- Your work history; again this should go from most recent at the top, to least recent at the bottom. Give the dates you worked, your position, the company name, and your duties here.
- Interests/Skills (or both if you feel your interests relate to the job role).
- References- it is best to state “references available on request” at the end of your CV as the employer will most likely not need them yet, so there is no need to give out others personal details just yet.
Some DO’s & DON’T’s of CV writing:
DO include any relevant experience that adds to your experience.
DO include your nationality with your contact details if you are non-British.
DO make any particular achievements stand out.
DO make the personal statement personalized, so that you stand out from the other applicants.
DO spell check, this is your first contact with prospective employers, spelling mistakes will not look good.
DO NOT put your date of birth or age on the CV; there are laws to stop age discrimination.
DO NOT go over two pages for a CV.
DO NOT include references unless they have previously given permission
DO NOT label/title your CV as “Curriculum Vitae”, it should hopefully be obvious to employers what the document is; similarly do not put unnecessary headings such as “address” above your address.
The CV is crucial to the employment process as it is the link between finding your ideal job and getting an interview. It can be hard to think of things to write if you are not used to writing in a professional manner, or have no experience in the area you are looking to apply for. Do not fill up your CV with any unnecessary experience; for example, if you are applying for an accountancy job it is not necessary to include the job you had as a waitress one summer (unless there were some transferable skills). The same goes for education; if you have recently graduated, briefly give some details of the modules you did that may have be relevant to the job role, and anything you were particularly proud of, such as a particular project. As the CV has to look professional, think of it as you would an assignment, and write in third person. Try to leave out words like “I”; although it must be personalized, do not make your CV into a life story, and remember it is to advertise your skills and experience to a prospective employer. Many people write out one default CV to send to the many different companies they may be applying to, however, it is better to go over your CV after you have found a job you would like to apply for and tailor it to that company. For example, if the prospective employer regards teamwork and cooperation as one of the key points in their organisation’s success, play-up any teamwork projects you have excelled at in university or past work experience.
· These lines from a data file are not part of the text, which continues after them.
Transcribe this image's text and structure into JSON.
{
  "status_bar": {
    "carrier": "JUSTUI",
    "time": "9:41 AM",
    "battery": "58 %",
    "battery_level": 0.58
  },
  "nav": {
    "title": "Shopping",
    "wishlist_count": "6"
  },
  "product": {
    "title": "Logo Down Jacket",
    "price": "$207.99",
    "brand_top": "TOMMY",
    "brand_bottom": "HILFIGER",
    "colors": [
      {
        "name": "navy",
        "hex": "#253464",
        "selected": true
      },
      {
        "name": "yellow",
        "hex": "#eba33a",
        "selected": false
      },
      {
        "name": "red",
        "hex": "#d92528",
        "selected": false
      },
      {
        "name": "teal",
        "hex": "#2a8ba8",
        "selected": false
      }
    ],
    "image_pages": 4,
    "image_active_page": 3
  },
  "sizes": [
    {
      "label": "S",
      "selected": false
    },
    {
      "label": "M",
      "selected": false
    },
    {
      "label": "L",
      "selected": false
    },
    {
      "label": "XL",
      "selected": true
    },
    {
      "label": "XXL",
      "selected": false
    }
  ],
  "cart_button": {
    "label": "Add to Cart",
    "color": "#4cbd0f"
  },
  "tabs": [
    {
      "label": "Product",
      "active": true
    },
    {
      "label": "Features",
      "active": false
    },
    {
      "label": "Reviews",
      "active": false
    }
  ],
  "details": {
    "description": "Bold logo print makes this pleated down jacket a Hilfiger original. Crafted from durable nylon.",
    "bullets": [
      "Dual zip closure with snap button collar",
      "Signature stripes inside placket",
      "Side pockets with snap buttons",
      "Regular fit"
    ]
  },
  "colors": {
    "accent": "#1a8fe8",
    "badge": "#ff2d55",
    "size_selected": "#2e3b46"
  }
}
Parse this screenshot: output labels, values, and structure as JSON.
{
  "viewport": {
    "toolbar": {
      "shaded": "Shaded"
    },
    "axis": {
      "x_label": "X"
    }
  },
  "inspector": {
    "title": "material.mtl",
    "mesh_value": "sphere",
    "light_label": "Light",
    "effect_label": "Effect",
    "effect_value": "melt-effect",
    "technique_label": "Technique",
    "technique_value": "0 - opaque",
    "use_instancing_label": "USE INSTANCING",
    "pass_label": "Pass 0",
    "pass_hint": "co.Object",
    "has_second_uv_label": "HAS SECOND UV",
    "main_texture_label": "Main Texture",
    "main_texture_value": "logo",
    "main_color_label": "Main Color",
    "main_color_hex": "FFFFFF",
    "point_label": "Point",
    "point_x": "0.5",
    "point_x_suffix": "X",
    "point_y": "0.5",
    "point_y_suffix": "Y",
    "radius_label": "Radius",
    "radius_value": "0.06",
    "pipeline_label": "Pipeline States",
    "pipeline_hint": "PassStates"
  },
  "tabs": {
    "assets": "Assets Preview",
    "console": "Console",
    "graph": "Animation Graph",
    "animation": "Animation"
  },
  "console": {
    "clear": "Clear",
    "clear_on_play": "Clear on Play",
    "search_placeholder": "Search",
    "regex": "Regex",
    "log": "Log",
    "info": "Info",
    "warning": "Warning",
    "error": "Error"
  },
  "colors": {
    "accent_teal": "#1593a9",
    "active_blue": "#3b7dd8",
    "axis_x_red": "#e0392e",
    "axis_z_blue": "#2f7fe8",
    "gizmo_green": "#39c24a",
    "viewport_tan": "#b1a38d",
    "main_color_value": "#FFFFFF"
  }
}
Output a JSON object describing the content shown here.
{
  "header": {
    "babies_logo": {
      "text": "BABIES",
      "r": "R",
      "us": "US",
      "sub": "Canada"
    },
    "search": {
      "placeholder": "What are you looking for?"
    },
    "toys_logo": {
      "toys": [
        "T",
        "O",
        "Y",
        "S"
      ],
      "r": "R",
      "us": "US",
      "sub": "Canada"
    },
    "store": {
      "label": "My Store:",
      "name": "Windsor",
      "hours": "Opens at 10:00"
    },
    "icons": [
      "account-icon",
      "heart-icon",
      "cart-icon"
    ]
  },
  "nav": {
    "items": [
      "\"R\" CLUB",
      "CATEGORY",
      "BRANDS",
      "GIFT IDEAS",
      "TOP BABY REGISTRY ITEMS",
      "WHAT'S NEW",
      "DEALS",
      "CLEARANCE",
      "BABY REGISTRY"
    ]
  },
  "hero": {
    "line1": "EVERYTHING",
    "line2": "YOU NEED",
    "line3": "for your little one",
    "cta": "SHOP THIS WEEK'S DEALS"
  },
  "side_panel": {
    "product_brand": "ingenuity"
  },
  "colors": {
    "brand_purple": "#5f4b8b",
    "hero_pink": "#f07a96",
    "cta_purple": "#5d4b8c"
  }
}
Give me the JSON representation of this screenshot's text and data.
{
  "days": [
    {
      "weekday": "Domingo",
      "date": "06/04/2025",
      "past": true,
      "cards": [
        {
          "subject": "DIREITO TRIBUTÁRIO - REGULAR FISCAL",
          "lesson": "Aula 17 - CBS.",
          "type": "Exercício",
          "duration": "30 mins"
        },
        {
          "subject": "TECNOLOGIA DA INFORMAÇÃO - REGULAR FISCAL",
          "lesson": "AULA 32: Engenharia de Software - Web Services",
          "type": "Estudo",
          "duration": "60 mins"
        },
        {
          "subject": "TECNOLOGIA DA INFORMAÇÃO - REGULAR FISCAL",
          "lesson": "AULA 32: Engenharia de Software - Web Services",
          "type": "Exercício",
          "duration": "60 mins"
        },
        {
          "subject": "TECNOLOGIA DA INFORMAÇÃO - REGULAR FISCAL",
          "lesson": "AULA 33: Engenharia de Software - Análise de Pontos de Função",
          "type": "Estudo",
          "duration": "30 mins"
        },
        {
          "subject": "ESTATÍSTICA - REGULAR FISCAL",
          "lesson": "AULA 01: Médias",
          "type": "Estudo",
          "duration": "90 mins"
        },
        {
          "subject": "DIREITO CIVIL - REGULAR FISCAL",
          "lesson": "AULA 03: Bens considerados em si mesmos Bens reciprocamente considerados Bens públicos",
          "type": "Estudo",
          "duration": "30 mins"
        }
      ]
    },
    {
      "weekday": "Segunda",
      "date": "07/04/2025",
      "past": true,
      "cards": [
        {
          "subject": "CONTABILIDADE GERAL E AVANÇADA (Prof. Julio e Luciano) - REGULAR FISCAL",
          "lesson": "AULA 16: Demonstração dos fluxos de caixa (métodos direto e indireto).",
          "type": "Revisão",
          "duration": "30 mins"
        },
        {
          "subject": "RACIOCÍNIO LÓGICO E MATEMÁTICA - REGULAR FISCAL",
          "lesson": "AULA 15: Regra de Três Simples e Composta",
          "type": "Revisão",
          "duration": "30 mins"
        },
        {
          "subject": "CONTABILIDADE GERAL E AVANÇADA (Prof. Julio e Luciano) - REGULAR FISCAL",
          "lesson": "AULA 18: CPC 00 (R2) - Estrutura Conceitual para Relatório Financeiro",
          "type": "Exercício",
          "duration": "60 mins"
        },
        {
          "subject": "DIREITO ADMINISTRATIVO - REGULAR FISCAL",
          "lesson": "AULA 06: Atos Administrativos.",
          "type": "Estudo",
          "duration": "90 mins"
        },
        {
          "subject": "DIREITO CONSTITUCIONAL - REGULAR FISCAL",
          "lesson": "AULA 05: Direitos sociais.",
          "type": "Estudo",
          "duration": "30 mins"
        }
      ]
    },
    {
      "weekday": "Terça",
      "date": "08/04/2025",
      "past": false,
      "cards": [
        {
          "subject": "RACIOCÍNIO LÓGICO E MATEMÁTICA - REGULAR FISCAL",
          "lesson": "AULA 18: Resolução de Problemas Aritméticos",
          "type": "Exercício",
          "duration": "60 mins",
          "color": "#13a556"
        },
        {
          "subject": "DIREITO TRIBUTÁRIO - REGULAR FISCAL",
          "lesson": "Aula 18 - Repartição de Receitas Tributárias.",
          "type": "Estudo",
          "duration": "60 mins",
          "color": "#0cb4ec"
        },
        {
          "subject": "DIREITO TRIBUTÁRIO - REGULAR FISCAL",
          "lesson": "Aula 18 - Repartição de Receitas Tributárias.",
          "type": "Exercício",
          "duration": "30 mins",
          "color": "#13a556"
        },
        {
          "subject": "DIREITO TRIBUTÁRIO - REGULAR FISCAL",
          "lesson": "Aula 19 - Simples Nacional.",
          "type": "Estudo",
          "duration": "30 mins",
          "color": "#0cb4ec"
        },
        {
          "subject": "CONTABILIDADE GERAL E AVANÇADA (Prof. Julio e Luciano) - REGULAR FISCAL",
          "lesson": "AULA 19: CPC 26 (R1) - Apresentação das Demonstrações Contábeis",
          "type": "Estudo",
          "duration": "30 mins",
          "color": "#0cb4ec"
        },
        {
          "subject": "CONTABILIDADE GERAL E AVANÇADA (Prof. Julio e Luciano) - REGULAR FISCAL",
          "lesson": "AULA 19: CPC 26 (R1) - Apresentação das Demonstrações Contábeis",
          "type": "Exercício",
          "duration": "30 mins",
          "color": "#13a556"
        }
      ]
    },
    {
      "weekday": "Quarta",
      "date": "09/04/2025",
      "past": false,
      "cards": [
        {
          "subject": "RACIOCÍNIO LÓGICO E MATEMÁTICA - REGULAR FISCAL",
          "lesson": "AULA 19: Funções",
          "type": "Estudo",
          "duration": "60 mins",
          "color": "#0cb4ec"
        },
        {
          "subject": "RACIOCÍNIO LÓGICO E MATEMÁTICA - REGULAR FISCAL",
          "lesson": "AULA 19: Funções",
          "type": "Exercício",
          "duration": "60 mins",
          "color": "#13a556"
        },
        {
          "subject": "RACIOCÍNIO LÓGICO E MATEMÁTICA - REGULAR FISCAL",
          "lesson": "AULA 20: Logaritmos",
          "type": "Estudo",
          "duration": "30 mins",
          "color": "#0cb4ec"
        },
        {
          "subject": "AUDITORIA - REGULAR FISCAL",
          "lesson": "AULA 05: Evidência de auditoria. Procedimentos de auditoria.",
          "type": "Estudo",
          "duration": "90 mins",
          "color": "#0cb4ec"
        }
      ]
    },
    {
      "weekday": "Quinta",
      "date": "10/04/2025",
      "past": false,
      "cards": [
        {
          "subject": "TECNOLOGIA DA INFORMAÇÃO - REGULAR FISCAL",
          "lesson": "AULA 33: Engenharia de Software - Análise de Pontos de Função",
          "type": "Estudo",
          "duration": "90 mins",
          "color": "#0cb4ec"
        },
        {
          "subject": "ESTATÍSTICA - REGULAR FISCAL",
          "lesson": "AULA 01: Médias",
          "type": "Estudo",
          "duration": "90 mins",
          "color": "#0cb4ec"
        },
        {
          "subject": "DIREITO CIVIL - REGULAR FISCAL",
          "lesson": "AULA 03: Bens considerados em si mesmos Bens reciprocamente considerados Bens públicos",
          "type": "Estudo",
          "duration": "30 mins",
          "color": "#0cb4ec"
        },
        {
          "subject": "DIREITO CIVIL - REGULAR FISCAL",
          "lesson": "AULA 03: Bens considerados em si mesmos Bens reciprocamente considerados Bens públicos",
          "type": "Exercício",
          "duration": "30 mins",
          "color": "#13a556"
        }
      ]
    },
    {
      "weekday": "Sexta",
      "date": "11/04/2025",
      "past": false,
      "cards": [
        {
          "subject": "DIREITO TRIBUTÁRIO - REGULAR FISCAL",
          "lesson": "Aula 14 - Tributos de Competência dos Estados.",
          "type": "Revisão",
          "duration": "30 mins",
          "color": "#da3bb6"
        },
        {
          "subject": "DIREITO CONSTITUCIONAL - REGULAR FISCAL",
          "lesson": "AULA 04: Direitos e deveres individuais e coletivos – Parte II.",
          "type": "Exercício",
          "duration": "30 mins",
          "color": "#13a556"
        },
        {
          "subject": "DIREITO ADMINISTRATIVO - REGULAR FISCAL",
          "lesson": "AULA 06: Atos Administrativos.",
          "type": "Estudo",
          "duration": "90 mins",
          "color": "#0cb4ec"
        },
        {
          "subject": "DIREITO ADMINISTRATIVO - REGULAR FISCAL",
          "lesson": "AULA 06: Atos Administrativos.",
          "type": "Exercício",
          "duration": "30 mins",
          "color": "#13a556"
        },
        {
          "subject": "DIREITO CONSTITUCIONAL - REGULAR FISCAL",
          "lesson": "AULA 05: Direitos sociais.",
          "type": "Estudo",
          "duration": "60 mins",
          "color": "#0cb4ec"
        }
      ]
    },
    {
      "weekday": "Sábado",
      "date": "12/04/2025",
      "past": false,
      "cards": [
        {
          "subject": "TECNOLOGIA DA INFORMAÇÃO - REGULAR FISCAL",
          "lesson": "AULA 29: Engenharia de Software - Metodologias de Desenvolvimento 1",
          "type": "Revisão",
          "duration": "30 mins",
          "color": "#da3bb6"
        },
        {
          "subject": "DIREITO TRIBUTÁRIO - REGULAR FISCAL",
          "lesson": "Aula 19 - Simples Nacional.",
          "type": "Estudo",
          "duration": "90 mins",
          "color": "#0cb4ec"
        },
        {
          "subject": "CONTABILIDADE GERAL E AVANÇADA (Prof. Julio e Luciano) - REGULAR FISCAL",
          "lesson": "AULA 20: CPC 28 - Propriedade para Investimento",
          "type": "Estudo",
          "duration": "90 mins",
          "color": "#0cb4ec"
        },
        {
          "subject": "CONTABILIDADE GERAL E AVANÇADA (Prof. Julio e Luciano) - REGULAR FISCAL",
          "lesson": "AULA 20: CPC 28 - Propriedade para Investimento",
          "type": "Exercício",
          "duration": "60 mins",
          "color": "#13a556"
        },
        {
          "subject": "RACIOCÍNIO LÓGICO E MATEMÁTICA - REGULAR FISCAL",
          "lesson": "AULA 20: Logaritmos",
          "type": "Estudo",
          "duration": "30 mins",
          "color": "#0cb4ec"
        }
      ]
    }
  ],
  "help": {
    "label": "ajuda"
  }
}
Some people are unsure about the order in which the headings must go within their CV; they should be laid out as in the bullet-points shown earlier, however, work and educational history should be switched dependent on the experience you have. If you have very little experience in the job you are applying for (i.e. you are a recent university graduate), place your educational history before work experience, as the skills learnt whilst at university will probably be more relevant than the work experience you’ve gained. If you have a lot of work experience relevant to the job you are applying for, place the work history above education, as this will be noticed first and give you the best chance of being seen as suitable. It can also sometimes be difficult to fill in large gaps that you have between periods of work, so try to bridge these as much as possible, as it will be preferential to the employer to know what you have been doing when not working. As mentioned in the DO’s & DON’T’s section, try not to have more than two pages in your CV; two pages is the general rule-of-thumb with CV writing in the UK. It is best to avoid a large gap at the bottom of page, so if possible arrange your CV so that all information can fit onto one page, or try to spread it out to fit onto two pages.